"Motherhood equals instinctual perfection." There's a pervasive myth that mothers should instinctively know how to care for their children in the most "perfect" way, and any deviation from this perceived perfection is a failure. In reality, motherhood is messy, challenging, and full of mistakes and imperfections. Experiencing struggle is a normal part of the journey and it doesn't diminish one's abilities as a mother. I hope every woman and mother realizes that it's okay to seek help, ask questions, and make decisions that may not align with societal expectations. I hope by debunking this myth, we can create a more supportive and empathetic environment for mothers, where they feel empowered to embrace their unique journey and seek help when needed without feeling guilty or like a failure.

As a mom, how do you manage your nutrition and well-being along with the well-being of your family or those in your care?

This is really tough to do especially when your children are younger. But some things I've slowly learned and try to do are:  

  • Meal planning and grocery shopping before the beginning of the week has really helped us make healthier choices and it saves time during busy weekdays.

  • Waking up early and taking out a half hour to forty minutes in the morning to squeeze in some exercise and/or meditation before the craziness of the day starts. I've realized that just fifteen to twenty minutes of walking outside in nature can really help me to relax and recharge. 

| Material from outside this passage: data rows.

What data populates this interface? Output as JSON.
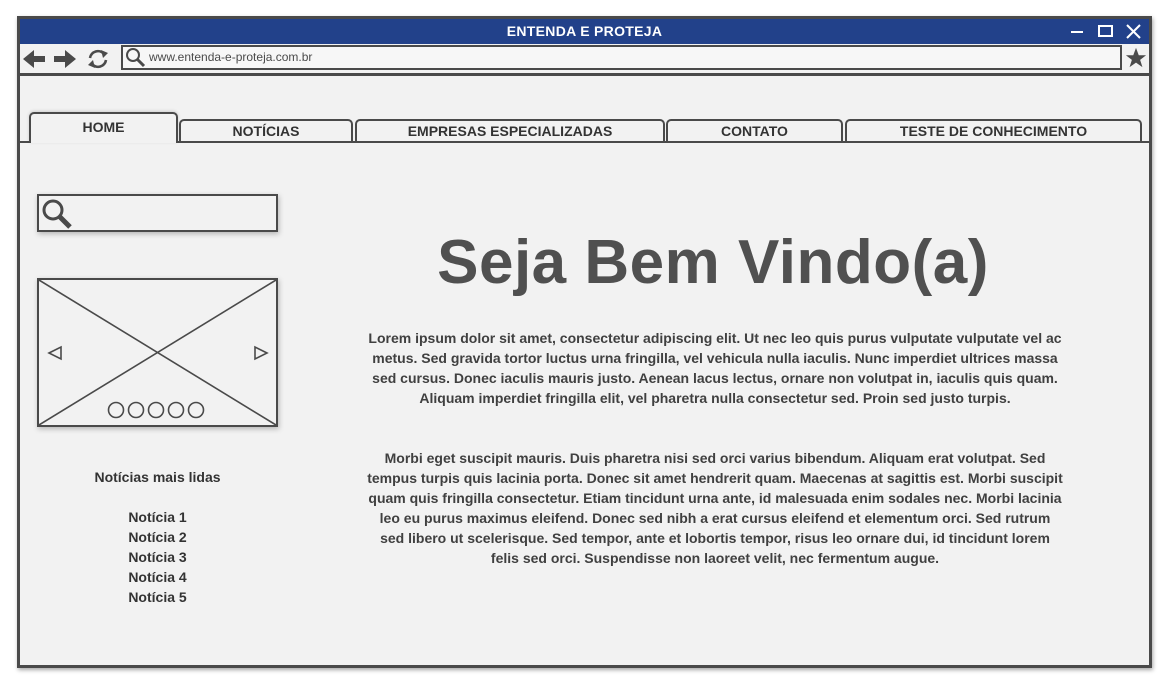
{
  "window": {
    "title": "ENTENDA E PROTEJA",
    "controls": [
      "minimize-icon",
      "maximize-icon",
      "close-icon"
    ]
  },
  "browser": {
    "url": "www.entenda-e-proteja.com.br",
    "icons": [
      "back-arrow-icon",
      "forward-arrow-icon",
      "refresh-icon",
      "search-icon",
      "star-icon"
    ]
  },
  "nav": {
    "tabs": [
      {
        "label": "HOME",
        "active": true
      },
      {
        "label": "NOTÍCIAS",
        "active": false
      },
      {
        "label": "EMPRESAS ESPECIALIZADAS",
        "active": false
      },
      {
        "label": "CONTATO",
        "active": false
      },
      {
        "label": "TESTE DE CONHECIMENTO",
        "active": false
      }
    ]
  },
  "sidebar": {
    "search_placeholder": "",
    "most_read_title": "Notícias mais lidas",
    "news": [
      "Notícia 1",
      "Notícia 2",
      "Notícia 3",
      "Notícia 4",
      "Notícia 5"
    ]
  },
  "main": {
    "title": "Seja Bem Vindo(a)",
    "paragraph1": "Lorem ipsum dolor sit amet, consectetur adipiscing elit. Ut nec leo quis purus vulputate vulputate vel ac metus. Sed gravida tortor luctus urna fringilla, vel vehicula nulla iaculis. Nunc imperdiet ultrices massa sed cursus. Donec iaculis mauris justo. Aenean lacus lectus, ornare non volutpat in, iaculis quis quam. Aliquam imperdiet fringilla elit, vel pharetra nulla consectetur sed. Proin sed justo turpis.",
    "paragraph2": "Morbi eget suscipit mauris. Duis pharetra nisi sed orci varius bibendum. Aliquam erat volutpat. Sed tempus turpis quis lacinia porta. Donec sit amet hendrerit quam. Maecenas at sagittis est. Morbi suscipit quam quis fringilla consectetur. Etiam tincidunt urna ante, id malesuada enim sodales nec. Morbi lacinia leo eu purus maximus eleifend. Donec sed nibh a erat cursus eleifend et elementum orci. Sed rutrum sed libero ut scelerisque. Sed tempor, ante et lobortis tempor, risus leo ornare dui, id tincidunt lorem felis sed orci. Suspendisse non laoreet velit, nec fermentum augue."
  },
  "colors": {
    "titlebar": "#22418a",
    "border": "#4a4a4a",
    "background": "#f2f2f2",
    "text": "#404040"
  }
}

  • Delegating tasks when necessary and adopting a flexible approach to nutrition and well-being, understanding that perfection is not attainable. 

  • Having said that, I always try to have a flexible approach to nutrition and well-being. There are days when quick and convenient meals or spending the whole day in bed are necessary, and that's okay. Managing nutrition and well-being along with everything else as a mother involves finding the right balance that works for you and your family.

What is a quote or mantra that helps you keep going when the going gets tough?

"Progress, not perfection." This mantra reminds me that things will not always go as we planned, and it's okay to have setbacks. Instead of striving for perfection, we should enjoy the journey, focus on being flexible, learn from setbacks, and make progress each day, no matter how small. As Dory said, "Just keep swimming!"

Jean Randles, Customer Experience Manager

Audrey and Jean copy

What are two myths about being a mother that you would like to disrupt?

First, I’ll borrow from Beth Berry: “Perfect parenting is an illusion. No matter how hard you try, you are going to impact your children in ways you don’t necessarily want or intend to. ‘Mythological motherhood’ has made perfection or near perfection seem possible. Every human on the planet is here to face, overcome, and grow beyond their challenges. It’s not your job to be perfect, nor will striving for this goal necessarily benefit your children. It IS your job to be YOU in the most fully-expressed and supported sense possible. This version of you is what your children need from you most.”3

“Do as I say, not as I do” - when they're older! My daughter and I had some really revealing conversations driving her across the country for college. I shared things with her I hadn't before, as I never wanted to hear, "But you did it, Mom!". We have a very trusting relationship now, and she shares things with me that I know some other Moms do not hear about! (A blessing or a curse, not always sure!)

As a mom, how do you manage your nutrition and well-being along with the well-being of your family or those in your care?

With difficulty. Time, energy, and motivation are a constant challenge in balancing life.

For our daughter, it was a challenge once she started school and group activities. Candy and treats are overused in motivating kids.

What is a quote or mantra that helps you keep going when the going gets tough?

"Everything works out in the end. If it's not working out, it's not the end."

Thank you very much to our Viome moms for their wisdom, and Happy Mother’s Day to all our mothers out there.


1 “80% of Women Recognize Value of Self-Nurture, Yet Few Care for Selves as They Care for Others.” (14 Nov 2000). Ipsos, Press Release, Healthcare. Online at 

2 Doward, J. (27 Jan 2019). The Observer Blog, Work-life balance. Online at

3 Berry, B. (17 Feb 2015). Online at